The look of the Batman was heavily inspired by the popular horror films of the time. Bruce Wayne is introduced at the top of the story, a wealthy young man with nothing better to do with his time than hang out at the Police Commissioner’s office. Not that Commissioner Gordon appears to mind this.
Gordon and the police investigate the murder of the owner of a chemical factory, and the Batman appears, doing his own, more rough and tumble, investigation.
The car he drives is nothing special, other than being sort of vibrantly red.
Batman finds a secret contract and figures out part of the crime, though not all of it. He escapes from a gas chamber death-trap, and punches the villain into a chemical vat, commenting that it is a “fitting end for his kind.”
The final couple of panels are sort of charming in their attempt to use cinematic effects. Batman is explained to be Bruce Wayne, for anyone incapable of figuring that out.
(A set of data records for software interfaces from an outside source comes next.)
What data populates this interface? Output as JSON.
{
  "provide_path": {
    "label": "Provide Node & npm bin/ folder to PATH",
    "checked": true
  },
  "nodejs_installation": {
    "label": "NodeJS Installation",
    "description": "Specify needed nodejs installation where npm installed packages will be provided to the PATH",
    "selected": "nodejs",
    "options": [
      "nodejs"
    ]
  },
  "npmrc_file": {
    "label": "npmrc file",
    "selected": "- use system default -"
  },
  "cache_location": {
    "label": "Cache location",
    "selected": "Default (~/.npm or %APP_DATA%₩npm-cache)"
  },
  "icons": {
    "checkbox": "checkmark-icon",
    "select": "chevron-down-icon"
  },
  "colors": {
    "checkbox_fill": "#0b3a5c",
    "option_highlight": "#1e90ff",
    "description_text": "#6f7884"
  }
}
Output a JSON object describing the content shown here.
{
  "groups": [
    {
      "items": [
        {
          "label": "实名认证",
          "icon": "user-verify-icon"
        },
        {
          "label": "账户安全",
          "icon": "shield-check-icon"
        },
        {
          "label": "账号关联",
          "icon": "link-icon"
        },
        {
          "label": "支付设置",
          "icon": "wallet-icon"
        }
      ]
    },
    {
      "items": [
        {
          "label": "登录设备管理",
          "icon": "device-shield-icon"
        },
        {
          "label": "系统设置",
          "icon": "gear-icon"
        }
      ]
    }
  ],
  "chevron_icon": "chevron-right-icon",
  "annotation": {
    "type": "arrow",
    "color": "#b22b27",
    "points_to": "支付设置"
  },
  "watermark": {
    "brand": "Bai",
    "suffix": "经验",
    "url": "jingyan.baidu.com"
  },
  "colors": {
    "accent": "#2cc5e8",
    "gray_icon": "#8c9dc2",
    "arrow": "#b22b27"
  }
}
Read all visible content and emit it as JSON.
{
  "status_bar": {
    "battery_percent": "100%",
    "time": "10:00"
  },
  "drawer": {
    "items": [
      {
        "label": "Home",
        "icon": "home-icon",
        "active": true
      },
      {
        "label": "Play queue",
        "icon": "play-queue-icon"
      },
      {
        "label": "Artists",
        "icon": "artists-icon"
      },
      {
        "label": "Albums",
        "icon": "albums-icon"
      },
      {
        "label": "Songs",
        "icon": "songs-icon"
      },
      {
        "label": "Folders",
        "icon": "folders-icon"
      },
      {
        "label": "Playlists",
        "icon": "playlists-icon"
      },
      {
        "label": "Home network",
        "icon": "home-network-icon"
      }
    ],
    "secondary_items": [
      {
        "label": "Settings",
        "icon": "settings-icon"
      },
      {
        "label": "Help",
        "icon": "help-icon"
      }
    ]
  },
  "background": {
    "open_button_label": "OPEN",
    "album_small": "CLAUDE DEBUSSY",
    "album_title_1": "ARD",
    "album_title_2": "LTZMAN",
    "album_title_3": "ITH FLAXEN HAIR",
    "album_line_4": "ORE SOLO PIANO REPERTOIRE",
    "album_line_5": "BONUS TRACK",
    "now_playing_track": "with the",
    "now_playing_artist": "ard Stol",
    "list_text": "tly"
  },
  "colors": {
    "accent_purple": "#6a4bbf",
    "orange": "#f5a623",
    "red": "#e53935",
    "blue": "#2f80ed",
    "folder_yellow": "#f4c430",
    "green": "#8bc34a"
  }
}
The series would run in Detective Comics for decades, even with some changes in the identity of Batman along the way, until replaced by a Batwoman series for a year after the Batman R.I.P. storyline.
Speed Saunders case in this issue is just so obvious. Too obvious. Shame on Guardineer for this one. Speed is pursuing a murderous cult called the Red Crescent.
Along the way he meets a woman virtually covered in red crescents. What a way to conceal your secret cult!
And in the end, guess what, she is the evil mastermind and leader of the cult. Who would have guessed? Sigh.
Bart goes solo for the first time in this Siegel and Shuster Spy tale. No mention whatsoever is made of Sally, nor will one ever be, for the rest of his run.
In this issue Bart tries to keep a bunch of senators from being poisoned, despite the senators being real dorks whose childish behaviour makes the killers job easier.
I’m including the Cosmo story in here because it’s so awful it just makes me laugh, envisioning it. To investigate human smuggling from Asia, Cosmo goes in disguise as a Chinese man.
Despite the story telling us he can speak Chinese, we read the most insulting and stereotypical version of the Chinese accent, and are left believing this was how he spoke in Chinatown. Amazing they didn’t slit his throat in seconds.
There is a page of excellent art in this story, showing the barges being used to smuggle people.